• **Work task**:
Repeat each entry word for word.

[Stored data]
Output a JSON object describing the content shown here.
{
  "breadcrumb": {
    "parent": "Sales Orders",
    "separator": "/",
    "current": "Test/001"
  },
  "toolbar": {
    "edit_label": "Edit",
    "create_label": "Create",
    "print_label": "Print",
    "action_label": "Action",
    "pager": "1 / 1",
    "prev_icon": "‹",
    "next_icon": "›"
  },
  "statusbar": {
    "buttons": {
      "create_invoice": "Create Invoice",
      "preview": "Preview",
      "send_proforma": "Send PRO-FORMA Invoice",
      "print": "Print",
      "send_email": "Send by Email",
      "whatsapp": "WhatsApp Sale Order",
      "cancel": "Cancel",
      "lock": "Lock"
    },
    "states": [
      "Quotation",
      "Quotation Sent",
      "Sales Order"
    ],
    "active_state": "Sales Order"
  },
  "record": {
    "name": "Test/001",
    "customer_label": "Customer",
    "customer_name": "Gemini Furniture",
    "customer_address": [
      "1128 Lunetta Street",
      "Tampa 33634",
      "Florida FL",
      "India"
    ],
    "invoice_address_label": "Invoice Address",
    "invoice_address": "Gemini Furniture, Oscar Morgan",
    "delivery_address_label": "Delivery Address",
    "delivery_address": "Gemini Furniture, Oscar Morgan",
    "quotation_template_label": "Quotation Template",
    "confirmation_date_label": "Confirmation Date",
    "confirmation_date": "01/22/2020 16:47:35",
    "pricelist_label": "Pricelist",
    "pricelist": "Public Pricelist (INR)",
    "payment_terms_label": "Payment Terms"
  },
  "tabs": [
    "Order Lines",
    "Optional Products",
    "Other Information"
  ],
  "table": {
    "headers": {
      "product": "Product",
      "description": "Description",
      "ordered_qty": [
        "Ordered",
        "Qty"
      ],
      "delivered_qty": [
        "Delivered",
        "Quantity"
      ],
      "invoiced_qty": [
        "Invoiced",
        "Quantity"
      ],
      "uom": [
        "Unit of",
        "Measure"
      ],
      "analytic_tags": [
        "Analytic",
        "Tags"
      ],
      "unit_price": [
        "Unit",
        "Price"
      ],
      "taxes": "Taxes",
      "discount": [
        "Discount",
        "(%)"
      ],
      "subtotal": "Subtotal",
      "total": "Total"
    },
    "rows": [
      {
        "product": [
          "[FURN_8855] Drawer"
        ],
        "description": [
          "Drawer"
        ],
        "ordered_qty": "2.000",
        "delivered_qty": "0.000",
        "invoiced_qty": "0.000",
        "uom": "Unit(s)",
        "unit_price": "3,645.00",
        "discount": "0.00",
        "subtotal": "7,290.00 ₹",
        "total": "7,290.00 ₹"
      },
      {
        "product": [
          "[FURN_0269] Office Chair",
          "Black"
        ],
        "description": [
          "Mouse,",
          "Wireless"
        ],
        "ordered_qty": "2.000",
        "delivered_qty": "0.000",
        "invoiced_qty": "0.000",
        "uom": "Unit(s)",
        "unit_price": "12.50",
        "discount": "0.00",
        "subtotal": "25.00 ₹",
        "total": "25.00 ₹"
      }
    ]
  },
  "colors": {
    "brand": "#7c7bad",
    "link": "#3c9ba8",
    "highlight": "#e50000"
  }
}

• **Completed exercise**:
Output a JSON object describing the content shown here.
{
  "breadcrumb": {
    "parent": "Sales Orders",
    "separator": "/",
    "current": "Test/001"
  },
  "toolbar": {
    "edit_label": "Edit",
    "create_label": "Create",
    "print_label": "Print",
    "action_label": "Action",
    "pager": "1 / 1",
    "prev_icon": "‹",
    "next_icon": "›"
  },
  "statusbar": {
    "buttons": {
      "create_invoice": "Create Invoice",
      "preview": "Preview",
      "send_proforma": "Send PRO-FORMA Invoice",
      "print": "Print",
      "send_email": "Send by Email",
      "whatsapp": "WhatsApp Sale Order",
      "cancel": "Cancel",
      "lock": "Lock"
    },
    "states": [
      "Quotation",
      "Quotation Sent",
      "Sales Order"
    ],
    "active_state": "Sales Order"
  },
  "record": {
    "name": "Test/001",
    "customer_label": "Customer",
    "customer_name": "Gemini Furniture",
    "customer_address": [
      "1128 Lunetta Street",
      "Tampa 33634",
      "Florida FL",
      "India"
    ],
    "invoice_address_label": "Invoice Address",
    "invoice_address": "Gemini Furniture, Oscar Morgan",
    "delivery_address_label": "Delivery Address",
    "delivery_address": "Gemini Furniture, Oscar Morgan",
    "quotation_template_label": "Quotation Template",
    "confirmation_date_label": "Confirmation Date",
    "confirmation_date": "01/22/2020 16:47:35",
    "pricelist_label": "Pricelist",
    "pricelist": "Public Pricelist (INR)",
    "payment_terms_label": "Payment Terms"
  },
  "tabs": [
    "Order Lines",
    "Optional Products",
    "Other Information"
  ],
  "table": {
    "headers": {
      "product": "Product",
      "description": "Description",
      "ordered_qty": [
        "Ordered",
        "Qty"
      ],
      "delivered_qty": [
        "Delivered",
        "Quantity"
      ],
      "invoiced_qty": [
        "Invoiced",
        "Quantity"
      ],
      "uom": [
        "Unit of",
        "Measure"
      ],
      "analytic_tags": [
        "Analytic",
        "Tags"
      ],
      "unit_price": [
        "Unit",
        "Price"
      ],
      "taxes": "Taxes",
      "discount": [
        "Discount",
        "(%)"
      ],
      "subtotal": "Subtotal",
      "total": "Total"
    },
    "rows": [
      {
        "product": [
          "[FURN_8855] Drawer"
        ],
        "description": [
          "Drawer"
        ],
        "ordered_qty": "2.000",
        "delivered_qty": "0.000",
        "invoiced_qty": "0.000",
        "uom": "Unit(s)",
        "unit_price": "3,645.00",
        "discount": "0.00",
        "subtotal": "7,290.00 ₹",
        "total": "7,290.00 ₹"
      },
      {
        "product": [
          "[FURN_0269] Office Chair",
          "Black"
        ],
        "description": [
          "Mouse,",
          "Wireless"
        ],
        "ordered_qty": "2.000",
        "delivered_qty": "0.000",
        "invoiced_qty": "0.000",
        "uom": "Unit(s)",
        "unit_price": "12.50",
        "discount": "0.00",
        "subtotal": "25.00 ₹",
        "total": "25.00 ₹"
      }
    ]
  },
  "colors": {
    "brand": "#7c7bad",
    "link": "#3c9ba8",
    "highlight": "#e50000"
  }
}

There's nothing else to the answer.